How Rhiannon Thurmond supports her team of engineers when they are in the field
Field Engineers are often onsite working alone. The Engineer can be working against the clock. Not all issues are easy to solve, and not many are standard. These three things can combine to create a stressful job at times. What can help is having a manager or team leader giving support whenever needed.
Rhiannon Thurmond, Biomed Operations Manager at Ultimate Biomedical Solutions shared her experience of leading her team.
Rhiannon starts with these ten key things:
The first five
We utilize Microsoft TEAMS for a companywide meeting on Monday per region. We include Biomed, Imaging and Admin staff. This allows everyone to check in on issues that need to be escalated, repairs that require collaboration, etc.
We utilize TEAMS Chat to notify each other on a regular basis. We develop separate Chat rooms within the platform for various projects with different collaborative efforts going on behind the scenes.
I collaborate with my team every week to:
set micro goals
discuss upcoming projects
check mission critical issues that need to be done
They come to me with updates along the way and by utilizing Teams, there is visibility, so I know when to step in to help.
I work alongside my team at various sites. I keep in mind their career plans and send them on calls with me that align with those. If I find they don’t have a tool to do the job, I find a way to resolve it.
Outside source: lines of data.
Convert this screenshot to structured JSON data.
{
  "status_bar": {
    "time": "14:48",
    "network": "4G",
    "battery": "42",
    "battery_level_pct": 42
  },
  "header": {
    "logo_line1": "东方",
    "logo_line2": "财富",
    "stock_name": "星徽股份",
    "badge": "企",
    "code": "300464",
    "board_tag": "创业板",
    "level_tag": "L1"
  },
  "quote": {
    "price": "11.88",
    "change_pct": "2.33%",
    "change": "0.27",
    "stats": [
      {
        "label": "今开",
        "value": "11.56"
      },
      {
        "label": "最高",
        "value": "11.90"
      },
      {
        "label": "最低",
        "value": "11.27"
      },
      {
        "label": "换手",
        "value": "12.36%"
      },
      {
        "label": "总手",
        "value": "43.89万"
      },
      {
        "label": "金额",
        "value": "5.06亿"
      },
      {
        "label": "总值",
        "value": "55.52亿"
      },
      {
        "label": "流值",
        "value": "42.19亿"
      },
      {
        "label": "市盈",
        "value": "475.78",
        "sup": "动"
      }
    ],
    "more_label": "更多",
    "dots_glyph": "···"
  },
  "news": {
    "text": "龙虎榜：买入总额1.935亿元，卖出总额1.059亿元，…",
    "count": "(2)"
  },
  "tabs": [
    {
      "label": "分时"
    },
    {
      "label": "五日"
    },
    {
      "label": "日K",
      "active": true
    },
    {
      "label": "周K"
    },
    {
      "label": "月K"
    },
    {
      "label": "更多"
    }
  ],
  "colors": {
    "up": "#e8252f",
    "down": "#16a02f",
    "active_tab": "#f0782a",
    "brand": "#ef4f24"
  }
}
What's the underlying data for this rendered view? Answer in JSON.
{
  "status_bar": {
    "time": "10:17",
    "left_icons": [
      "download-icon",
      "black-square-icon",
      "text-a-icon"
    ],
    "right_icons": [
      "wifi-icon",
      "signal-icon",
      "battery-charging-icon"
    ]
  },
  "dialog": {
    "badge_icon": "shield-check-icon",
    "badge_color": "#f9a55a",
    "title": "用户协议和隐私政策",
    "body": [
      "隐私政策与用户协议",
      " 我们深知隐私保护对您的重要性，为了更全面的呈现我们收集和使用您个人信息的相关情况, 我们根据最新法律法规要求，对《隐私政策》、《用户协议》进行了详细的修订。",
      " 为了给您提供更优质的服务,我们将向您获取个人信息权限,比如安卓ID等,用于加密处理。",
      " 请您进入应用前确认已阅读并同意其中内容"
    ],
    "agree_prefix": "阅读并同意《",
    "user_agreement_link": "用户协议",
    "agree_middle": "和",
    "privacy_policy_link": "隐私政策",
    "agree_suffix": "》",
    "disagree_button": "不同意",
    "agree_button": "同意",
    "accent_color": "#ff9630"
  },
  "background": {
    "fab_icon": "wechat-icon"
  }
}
I cross train often. Then once they master the skill, they cross train their colleagues in turn.
The second five
It is key to me to ask each member of my team for their input and often include them in any decisions that will affect the whole team. I ask if they need help with any issues they have observed onsite, and supply resources as needed.
As a team leader, I hold each technician in my team accountable and to the same standard.
Another thing I do is to make my own training videos and keep detailed notes. Then, I can support them to the best of my ability from afar as they grow their skills.
I am in continuous process improvement mode. I am always trying to make things as efficient as possible. My team help with Program Increment (PI) goals. It all brings value to them knowing that what they are doing is paving the way for an easier road ahead.
We carry out inventory validation on any asset we touch. As PMs (Preventative Maintenance checks) are due if we find something new or not in our software it is amended. This makes fewer mistakes and keeps our documents current.
What is your experience as a manager or team lead?
How would you answer the following questions?
How well do you need to know each member of the team as an individual?
Can you manage everyone in the same way? Or should you tailor what you do to the individual?
What do you think your field engineers want from you as a manager?
What is the best way to encourage your team members development and progress?
How do you ensure your team members are given opportunities to learn new things, handle new clients, mentor junior members of the team?
Do you need to understand the detail of what they have to do including:
how long it takes
what is challenging
what is new to them?
How do you find out what their ‘blockers’ are? For example:
what don’t they have access to?
which training would help but is not available to them?
What advice would you give to someone who tends to micromanage?
To conclude – a few tips
Be flexible in terms of how much support you give
Communicate clearly and frequently plus repeat what is of key importance
Ensure that goals, targets, accountability and expectations are clear
Give feedback and spread the word if someone has gone ‘above and beyond’
Make sure that you are their voice at higher or other levels of the organisation
Don’t stop doing any of this even when they are quiet as they may need help
Make sure they know each other even if they are based at a geographical distance
I have “known” Rhiannon for some while now via LinkedIn. One of the first things that drew me o her was her use of social media as a medium to attract non-biomeds as well as to inspire new biomeds to share in what we do on a daily basis. She leads and motivates her teams, and goes out of her way to mentor others. Rhiannon is a rockstar of this field. Take time to get to know here, and let your light shine!